RECORDS TO USE »
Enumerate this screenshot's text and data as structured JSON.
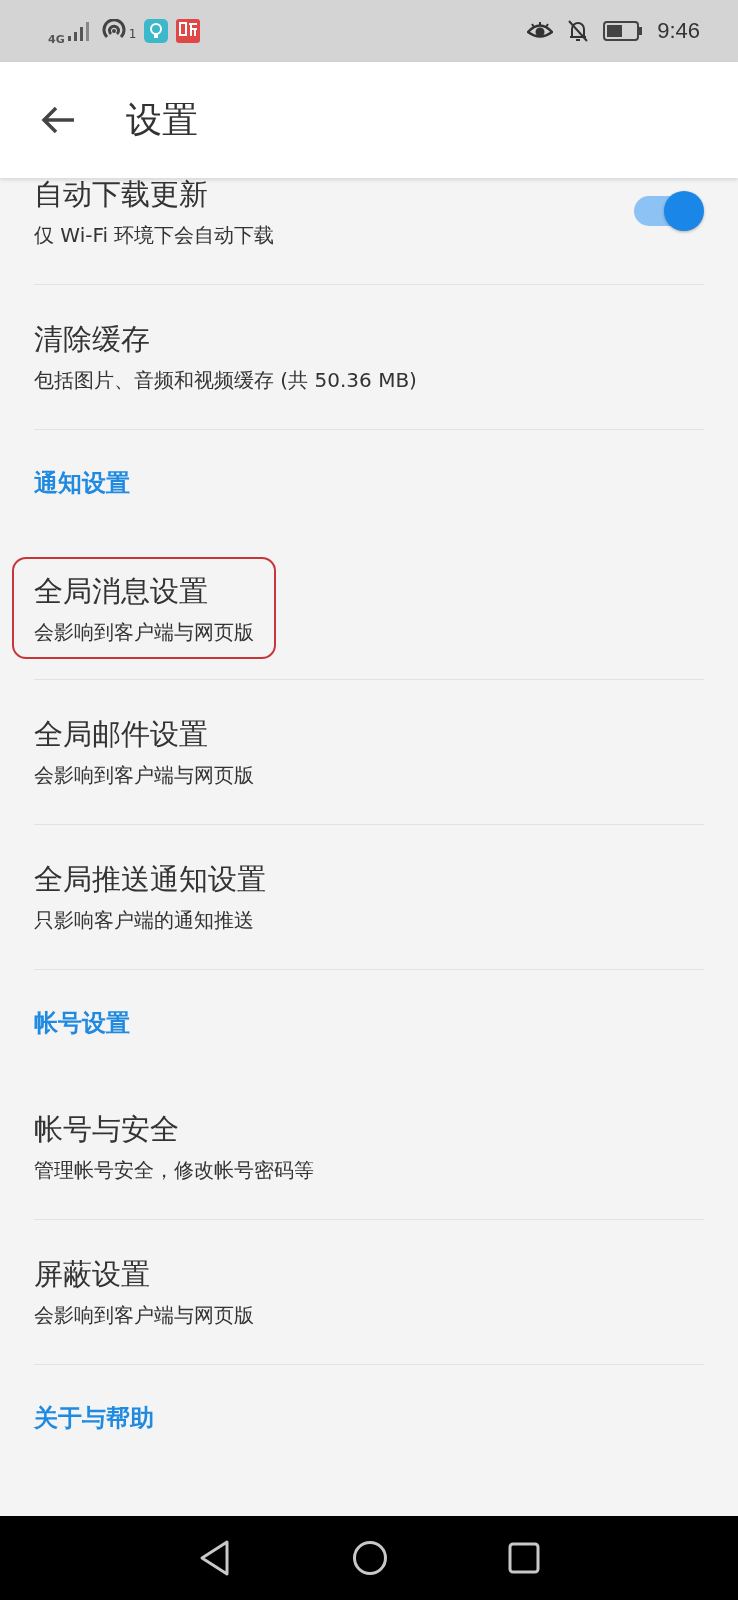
{
  "status_bar": {
    "network": "4G",
    "hotspot_count": "1",
    "time": "9:46"
  },
  "header": {
    "title": "设置"
  },
  "rows": [
    {
      "kind": "switch",
      "title": "自动下载更新",
      "subtitle": "仅 Wi-Fi 环境下会自动下载",
      "on": true
    },
    {
      "kind": "item",
      "title": "清除缓存",
      "subtitle": "包括图片、音频和视频缓存 (共 50.36 MB)",
      "highlighted": false
    },
    {
      "kind": "section",
      "title": "通知设置"
    },
    {
      "kind": "item",
      "title": "全局消息设置",
      "subtitle": "会影响到客户端与网页版",
      "highlighted": true
    },
    {
      "kind": "item",
      "title": "全局邮件设置",
      "subtitle": "会影响到客户端与网页版",
      "highlighted": false
    },
    {
      "kind": "item",
      "title": "全局推送通知设置",
      "subtitle": "只影响客户端的通知推送",
      "highlighted": false
    },
    {
      "kind": "section",
      "title": "帐号设置"
    },
    {
      "kind": "item",
      "title": "帐号与安全",
      "subtitle": "管理帐号安全，修改帐号密码等",
      "highlighted": false
    },
    {
      "kind": "item",
      "title": "屏蔽设置",
      "subtitle": "会影响到客户端与网页版",
      "highlighted": false
    },
    {
      "kind": "section",
      "title": "关于与帮助"
    }
  ]
}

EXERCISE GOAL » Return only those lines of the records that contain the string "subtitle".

THE COMPLETED TASK »
      "subtitle": "仅 Wi-Fi 环境下会自动下载",
      "subtitle": "包括图片、音频和视频缓存 (共 50.36 MB)",
      "subtitle": "会影响到客户端与网页版",
      "subtitle": "会影响到客户端与网页版",
      "subtitle": "只影响客户端的通知推送",
      "subtitle": "管理帐号安全，修改帐号密码等",
      "subtitle": "会影响到客户端与网页版",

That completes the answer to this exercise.